Content starts

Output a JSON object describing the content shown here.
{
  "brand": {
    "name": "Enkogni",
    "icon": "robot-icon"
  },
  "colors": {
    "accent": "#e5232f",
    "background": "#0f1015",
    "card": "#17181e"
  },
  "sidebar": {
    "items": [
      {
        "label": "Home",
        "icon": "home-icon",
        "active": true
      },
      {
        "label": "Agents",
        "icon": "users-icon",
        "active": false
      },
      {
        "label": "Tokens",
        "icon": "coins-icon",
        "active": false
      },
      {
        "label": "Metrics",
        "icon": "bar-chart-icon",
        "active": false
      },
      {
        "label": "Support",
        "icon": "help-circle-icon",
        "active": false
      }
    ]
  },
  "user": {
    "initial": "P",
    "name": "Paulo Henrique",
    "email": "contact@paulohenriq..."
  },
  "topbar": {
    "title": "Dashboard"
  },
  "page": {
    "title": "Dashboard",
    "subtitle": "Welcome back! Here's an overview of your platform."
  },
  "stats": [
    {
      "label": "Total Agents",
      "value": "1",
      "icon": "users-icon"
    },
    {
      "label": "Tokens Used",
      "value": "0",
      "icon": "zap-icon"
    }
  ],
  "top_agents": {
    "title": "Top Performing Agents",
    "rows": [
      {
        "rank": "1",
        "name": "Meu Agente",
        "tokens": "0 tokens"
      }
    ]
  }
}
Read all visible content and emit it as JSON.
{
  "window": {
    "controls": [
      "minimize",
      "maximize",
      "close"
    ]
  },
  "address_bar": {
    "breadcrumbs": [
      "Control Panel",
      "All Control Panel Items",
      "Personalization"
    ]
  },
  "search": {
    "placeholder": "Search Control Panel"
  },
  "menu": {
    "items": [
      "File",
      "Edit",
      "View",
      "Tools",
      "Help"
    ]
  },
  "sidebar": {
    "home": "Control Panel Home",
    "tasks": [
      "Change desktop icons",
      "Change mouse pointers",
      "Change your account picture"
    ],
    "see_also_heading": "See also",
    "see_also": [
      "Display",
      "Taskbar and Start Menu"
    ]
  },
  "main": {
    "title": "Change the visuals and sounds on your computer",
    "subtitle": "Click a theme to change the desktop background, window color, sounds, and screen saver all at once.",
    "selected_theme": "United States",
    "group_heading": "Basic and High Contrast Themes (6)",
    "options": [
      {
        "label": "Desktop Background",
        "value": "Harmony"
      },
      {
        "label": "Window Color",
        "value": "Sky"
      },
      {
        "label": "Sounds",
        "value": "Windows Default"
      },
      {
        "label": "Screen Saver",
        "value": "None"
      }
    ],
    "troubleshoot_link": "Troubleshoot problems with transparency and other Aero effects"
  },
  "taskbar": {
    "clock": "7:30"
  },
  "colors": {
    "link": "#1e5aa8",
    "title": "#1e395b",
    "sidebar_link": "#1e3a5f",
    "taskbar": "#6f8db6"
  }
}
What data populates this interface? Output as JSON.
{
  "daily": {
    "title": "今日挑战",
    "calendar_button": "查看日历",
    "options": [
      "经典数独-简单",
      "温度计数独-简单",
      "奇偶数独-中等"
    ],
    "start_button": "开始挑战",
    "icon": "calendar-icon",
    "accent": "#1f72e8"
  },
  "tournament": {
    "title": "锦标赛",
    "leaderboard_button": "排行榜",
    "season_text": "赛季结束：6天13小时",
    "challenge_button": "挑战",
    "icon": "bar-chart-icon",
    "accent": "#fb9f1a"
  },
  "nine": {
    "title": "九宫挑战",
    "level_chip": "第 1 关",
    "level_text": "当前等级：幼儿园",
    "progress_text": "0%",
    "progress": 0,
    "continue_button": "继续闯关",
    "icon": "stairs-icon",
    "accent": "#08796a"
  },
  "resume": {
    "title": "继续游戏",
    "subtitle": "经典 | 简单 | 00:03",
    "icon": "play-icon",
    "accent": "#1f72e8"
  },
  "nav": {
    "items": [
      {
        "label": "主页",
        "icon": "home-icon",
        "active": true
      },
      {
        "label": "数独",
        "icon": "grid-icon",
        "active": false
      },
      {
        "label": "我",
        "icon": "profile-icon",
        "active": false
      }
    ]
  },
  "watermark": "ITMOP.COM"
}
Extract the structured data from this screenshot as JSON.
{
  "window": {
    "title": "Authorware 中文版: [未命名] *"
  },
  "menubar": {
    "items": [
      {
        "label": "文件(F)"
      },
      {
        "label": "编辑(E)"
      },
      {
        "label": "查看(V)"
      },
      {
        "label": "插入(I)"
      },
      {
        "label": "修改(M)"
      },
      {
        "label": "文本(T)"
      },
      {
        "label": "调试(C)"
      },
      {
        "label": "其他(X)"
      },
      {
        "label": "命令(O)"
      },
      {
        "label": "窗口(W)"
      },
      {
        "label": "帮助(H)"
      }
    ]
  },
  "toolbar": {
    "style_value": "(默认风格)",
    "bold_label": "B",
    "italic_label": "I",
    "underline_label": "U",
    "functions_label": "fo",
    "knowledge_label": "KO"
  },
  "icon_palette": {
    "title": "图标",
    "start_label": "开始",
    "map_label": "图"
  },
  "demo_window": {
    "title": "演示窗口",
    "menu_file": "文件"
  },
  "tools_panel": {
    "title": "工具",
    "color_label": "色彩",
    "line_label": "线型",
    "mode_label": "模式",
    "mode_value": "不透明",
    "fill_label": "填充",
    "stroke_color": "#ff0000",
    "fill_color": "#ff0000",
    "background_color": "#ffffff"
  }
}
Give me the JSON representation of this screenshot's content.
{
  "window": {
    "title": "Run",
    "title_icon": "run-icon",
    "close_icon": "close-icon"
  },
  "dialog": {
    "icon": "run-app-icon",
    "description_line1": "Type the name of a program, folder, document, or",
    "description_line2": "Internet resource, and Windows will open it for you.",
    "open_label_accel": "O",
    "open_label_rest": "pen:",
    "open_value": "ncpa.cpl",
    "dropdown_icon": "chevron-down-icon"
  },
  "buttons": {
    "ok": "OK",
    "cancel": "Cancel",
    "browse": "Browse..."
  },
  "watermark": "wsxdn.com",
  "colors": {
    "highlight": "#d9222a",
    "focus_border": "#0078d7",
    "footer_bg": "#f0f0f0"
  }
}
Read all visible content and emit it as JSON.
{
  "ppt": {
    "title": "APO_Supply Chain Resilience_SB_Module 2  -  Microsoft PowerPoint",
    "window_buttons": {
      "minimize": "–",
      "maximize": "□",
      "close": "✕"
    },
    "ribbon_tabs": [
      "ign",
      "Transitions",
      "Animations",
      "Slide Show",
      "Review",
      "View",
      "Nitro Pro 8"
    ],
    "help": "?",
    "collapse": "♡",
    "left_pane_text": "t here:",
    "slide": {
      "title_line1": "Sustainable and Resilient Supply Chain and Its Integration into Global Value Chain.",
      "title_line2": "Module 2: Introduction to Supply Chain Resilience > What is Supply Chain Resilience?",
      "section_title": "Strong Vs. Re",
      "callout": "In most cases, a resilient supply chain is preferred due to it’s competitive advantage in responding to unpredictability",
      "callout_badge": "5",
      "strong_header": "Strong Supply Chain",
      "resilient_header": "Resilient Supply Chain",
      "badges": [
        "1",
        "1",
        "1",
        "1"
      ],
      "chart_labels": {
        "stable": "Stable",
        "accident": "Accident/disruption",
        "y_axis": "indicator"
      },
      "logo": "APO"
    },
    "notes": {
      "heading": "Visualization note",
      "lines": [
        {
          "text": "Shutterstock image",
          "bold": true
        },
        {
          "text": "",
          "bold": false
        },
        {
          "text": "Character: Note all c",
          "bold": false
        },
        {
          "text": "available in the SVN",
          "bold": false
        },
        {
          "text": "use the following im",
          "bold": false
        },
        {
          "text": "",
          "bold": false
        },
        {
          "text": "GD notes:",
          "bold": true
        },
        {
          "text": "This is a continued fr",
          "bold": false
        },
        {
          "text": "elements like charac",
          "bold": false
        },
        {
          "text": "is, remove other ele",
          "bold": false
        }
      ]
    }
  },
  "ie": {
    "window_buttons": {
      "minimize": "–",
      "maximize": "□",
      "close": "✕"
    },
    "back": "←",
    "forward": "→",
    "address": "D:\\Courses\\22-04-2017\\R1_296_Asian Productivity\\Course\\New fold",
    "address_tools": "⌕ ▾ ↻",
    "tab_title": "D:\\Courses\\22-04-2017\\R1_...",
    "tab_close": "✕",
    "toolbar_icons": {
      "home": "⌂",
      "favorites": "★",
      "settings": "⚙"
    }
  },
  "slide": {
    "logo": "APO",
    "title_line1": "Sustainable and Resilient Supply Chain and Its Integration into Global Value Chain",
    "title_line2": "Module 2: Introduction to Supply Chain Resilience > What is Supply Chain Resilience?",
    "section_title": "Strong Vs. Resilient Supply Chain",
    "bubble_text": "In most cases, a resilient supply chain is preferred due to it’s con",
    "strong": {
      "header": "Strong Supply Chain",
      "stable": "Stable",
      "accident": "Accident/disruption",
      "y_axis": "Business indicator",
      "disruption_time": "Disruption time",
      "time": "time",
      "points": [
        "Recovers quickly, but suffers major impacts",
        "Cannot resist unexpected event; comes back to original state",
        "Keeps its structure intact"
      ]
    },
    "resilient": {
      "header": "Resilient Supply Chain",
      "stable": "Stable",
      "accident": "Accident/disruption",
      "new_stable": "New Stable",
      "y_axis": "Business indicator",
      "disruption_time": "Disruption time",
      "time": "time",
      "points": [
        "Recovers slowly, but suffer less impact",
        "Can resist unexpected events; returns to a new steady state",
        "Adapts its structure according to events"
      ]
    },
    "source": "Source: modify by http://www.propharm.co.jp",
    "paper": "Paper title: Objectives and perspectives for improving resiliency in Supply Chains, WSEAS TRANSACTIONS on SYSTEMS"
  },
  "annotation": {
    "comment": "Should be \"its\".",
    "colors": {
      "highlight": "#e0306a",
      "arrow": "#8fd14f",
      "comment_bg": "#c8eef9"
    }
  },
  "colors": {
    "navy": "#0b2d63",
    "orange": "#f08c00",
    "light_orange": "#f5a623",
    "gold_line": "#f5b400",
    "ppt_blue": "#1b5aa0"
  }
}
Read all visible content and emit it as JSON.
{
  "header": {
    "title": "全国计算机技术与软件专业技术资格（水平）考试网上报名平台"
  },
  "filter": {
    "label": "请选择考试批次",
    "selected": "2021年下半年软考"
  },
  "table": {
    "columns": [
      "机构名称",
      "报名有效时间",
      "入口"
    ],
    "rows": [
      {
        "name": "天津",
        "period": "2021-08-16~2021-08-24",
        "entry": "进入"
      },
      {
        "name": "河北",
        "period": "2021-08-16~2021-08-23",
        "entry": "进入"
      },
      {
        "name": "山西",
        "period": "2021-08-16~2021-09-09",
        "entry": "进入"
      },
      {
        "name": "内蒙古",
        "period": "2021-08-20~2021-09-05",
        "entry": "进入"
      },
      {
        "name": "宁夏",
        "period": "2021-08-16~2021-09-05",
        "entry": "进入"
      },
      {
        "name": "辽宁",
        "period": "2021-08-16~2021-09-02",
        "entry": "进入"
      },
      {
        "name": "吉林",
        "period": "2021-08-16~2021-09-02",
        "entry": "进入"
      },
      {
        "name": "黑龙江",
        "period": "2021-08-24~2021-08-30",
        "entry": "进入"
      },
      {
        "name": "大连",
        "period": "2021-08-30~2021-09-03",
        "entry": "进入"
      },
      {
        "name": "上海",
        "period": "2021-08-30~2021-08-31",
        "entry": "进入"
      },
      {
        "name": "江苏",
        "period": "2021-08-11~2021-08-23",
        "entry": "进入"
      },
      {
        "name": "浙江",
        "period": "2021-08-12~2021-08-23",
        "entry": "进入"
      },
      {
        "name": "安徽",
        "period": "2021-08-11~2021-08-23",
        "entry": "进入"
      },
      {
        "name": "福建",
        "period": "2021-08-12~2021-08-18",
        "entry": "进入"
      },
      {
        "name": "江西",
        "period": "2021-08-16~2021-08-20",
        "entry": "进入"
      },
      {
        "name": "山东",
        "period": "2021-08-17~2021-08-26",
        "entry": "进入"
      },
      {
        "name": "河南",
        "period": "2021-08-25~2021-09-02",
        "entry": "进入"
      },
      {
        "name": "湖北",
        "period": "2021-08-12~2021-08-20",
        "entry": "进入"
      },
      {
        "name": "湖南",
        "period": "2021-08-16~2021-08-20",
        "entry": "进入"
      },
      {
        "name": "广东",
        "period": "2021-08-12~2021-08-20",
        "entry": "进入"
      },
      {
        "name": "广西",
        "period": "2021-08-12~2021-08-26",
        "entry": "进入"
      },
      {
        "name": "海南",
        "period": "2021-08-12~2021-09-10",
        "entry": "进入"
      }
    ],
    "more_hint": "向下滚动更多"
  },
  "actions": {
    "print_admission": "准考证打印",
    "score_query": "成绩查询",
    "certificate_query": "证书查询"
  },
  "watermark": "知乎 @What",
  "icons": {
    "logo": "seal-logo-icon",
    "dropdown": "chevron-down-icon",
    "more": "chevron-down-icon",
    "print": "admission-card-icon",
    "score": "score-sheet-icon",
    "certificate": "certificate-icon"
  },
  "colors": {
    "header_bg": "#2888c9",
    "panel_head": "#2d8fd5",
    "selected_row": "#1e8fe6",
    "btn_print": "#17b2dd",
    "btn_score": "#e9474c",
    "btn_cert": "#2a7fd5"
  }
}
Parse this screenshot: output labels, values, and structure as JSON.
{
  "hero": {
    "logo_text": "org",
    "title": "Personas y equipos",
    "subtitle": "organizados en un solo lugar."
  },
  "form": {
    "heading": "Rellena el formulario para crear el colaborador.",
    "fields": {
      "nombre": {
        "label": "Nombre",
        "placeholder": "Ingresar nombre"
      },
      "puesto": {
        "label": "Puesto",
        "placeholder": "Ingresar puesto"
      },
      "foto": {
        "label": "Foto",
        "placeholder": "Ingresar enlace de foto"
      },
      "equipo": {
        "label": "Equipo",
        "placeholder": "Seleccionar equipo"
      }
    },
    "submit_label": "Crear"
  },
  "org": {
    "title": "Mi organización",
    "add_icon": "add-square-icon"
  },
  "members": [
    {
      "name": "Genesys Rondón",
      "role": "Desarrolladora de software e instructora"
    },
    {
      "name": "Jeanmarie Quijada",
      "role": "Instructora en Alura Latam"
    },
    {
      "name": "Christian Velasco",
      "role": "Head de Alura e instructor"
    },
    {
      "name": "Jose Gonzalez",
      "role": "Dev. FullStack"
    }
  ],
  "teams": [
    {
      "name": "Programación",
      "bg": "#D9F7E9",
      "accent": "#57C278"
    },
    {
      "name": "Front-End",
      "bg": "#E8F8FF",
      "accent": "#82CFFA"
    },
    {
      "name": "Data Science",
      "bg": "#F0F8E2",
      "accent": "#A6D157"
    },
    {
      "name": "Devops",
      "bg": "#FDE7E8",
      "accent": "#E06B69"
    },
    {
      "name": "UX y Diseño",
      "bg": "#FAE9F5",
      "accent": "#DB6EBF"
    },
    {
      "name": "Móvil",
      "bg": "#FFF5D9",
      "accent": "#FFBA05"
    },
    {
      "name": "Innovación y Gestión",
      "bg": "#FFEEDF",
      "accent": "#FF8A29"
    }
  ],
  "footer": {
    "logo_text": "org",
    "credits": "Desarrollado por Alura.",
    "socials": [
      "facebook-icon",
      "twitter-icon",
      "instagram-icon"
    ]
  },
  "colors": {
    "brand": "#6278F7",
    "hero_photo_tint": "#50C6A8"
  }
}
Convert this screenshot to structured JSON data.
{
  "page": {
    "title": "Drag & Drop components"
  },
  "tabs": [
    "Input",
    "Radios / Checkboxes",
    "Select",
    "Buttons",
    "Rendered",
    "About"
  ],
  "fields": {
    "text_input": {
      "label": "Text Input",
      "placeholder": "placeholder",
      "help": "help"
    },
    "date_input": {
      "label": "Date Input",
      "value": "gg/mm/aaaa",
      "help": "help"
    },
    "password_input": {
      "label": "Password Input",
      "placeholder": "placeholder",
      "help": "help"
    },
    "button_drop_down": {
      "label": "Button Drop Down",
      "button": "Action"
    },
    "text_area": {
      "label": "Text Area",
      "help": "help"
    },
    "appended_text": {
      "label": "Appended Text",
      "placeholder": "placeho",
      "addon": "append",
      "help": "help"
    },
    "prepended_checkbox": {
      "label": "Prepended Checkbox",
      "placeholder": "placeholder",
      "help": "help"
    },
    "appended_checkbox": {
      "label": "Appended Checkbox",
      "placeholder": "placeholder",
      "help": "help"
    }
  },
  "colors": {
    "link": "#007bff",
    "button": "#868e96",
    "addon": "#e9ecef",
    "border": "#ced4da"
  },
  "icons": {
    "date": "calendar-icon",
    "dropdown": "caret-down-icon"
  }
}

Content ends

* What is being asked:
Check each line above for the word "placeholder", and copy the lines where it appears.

* Written solution:
    "placeholder": "Search Control Panel"
        "placeholder": "Ingresar nombre"
        "placeholder": "Ingresar puesto"
        "placeholder": "Ingresar enlace de foto"
        "placeholder": "Seleccionar equipo"
      "placeholder": "placeholder",
      "placeholder": "placeholder",
      "placeholder": "placeho",
      "placeholder": "placeholder",
      "placeholder": "placeholder",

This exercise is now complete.